▸ Element data from apps and pages:
⁂
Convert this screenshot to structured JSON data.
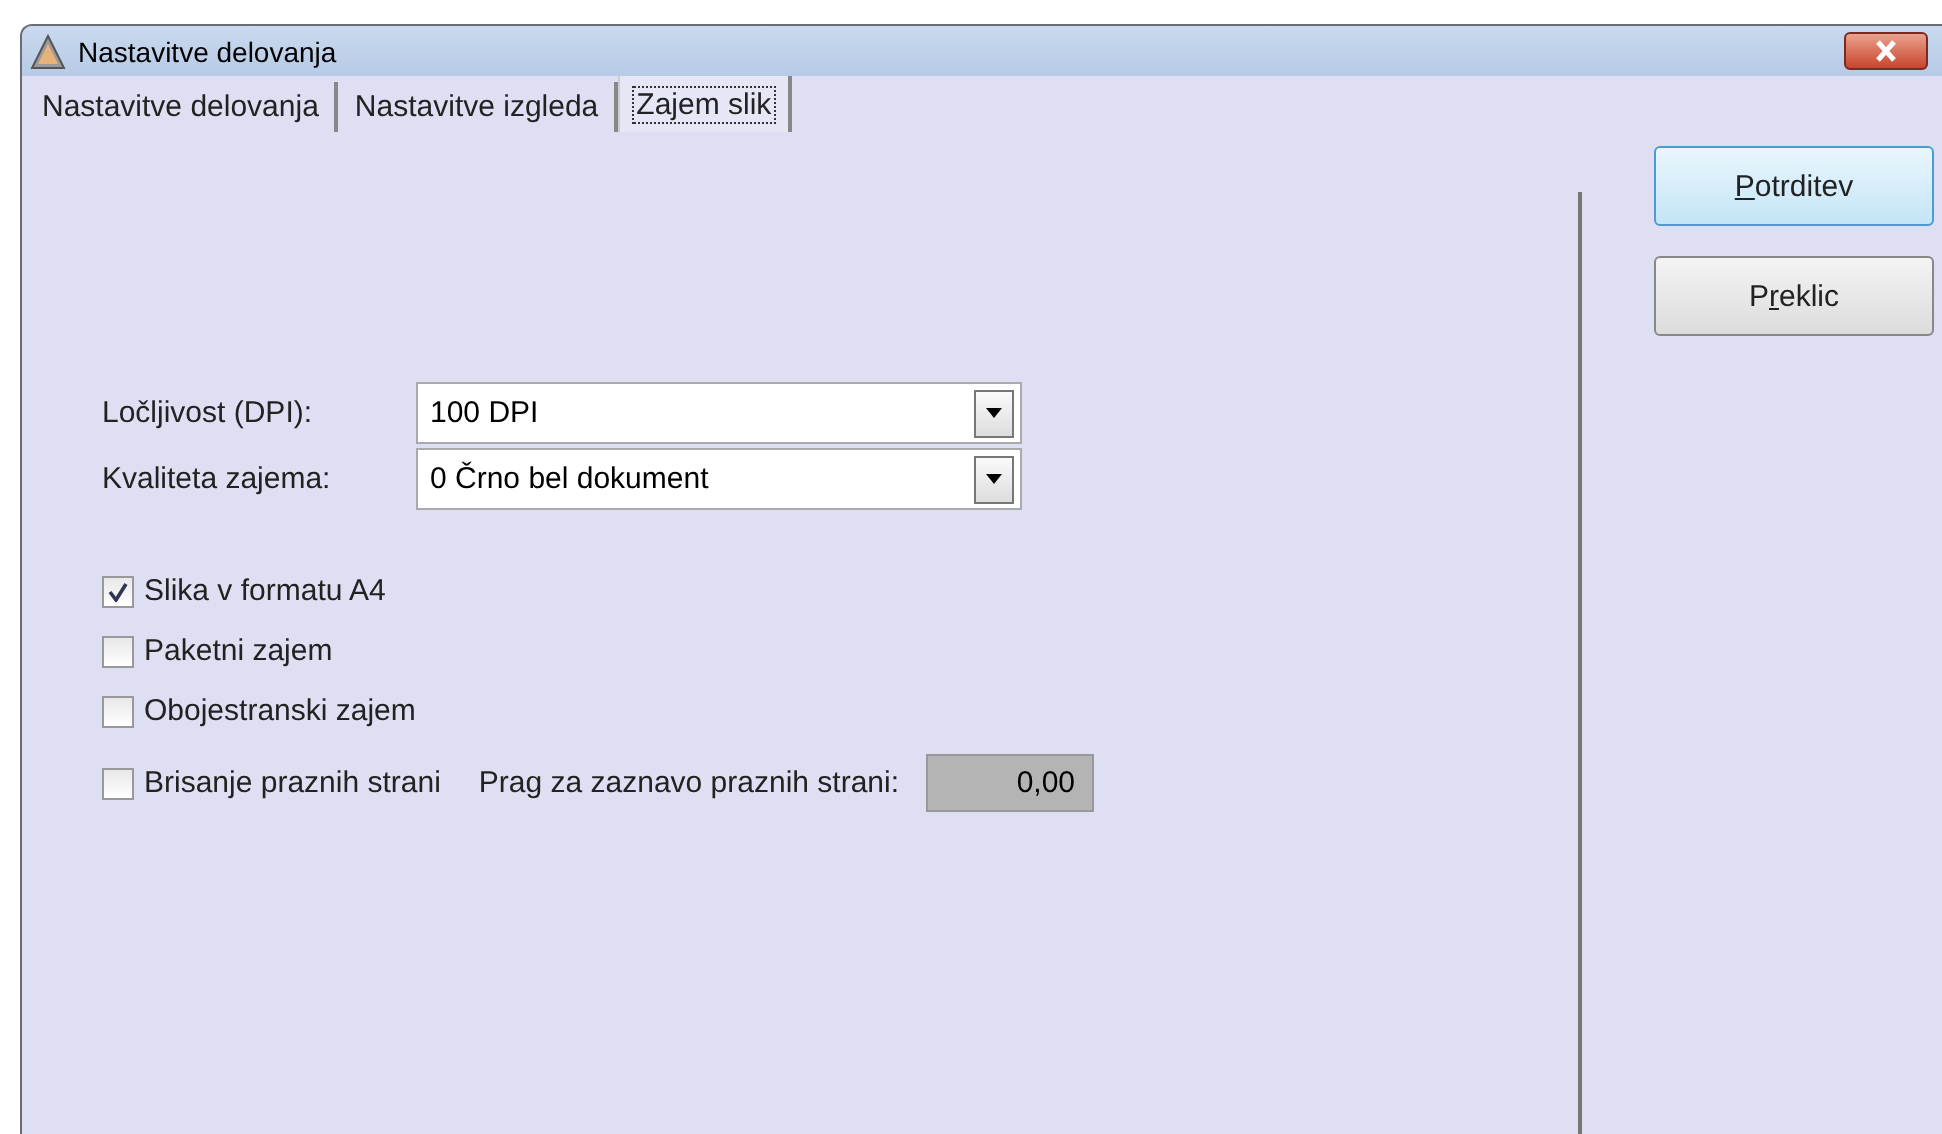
{
  "window": {
    "title": "Nastavitve delovanja"
  },
  "tabs": [
    {
      "label": "Nastavitve delovanja",
      "selected": false
    },
    {
      "label": "Nastavitve izgleda",
      "selected": false
    },
    {
      "label": "Zajem slik",
      "selected": true
    }
  ],
  "dropdowns": [
    {
      "label": "Ločljivost (DPI):",
      "value": "100 DPI"
    },
    {
      "label": "Kvaliteta zajema:",
      "value": "0 Črno bel dokument"
    }
  ],
  "checkboxes": [
    {
      "label": "Slika v formatu A4",
      "checked": true
    },
    {
      "label": "Paketni zajem",
      "checked": false
    },
    {
      "label": "Obojestranski zajem",
      "checked": false
    },
    {
      "label": "Brisanje praznih strani",
      "checked": false,
      "threshold": {
        "label": "Prag za zaznavo praznih strani:",
        "value": "0,00",
        "disabled": true
      }
    }
  ],
  "buttons": [
    {
      "key": "P",
      "after": "otrditev",
      "default": true
    },
    {
      "before": "P",
      "key": "r",
      "after": "eklic",
      "default": false
    }
  ]
}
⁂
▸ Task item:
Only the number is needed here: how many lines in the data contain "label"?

▸ Written reply:
10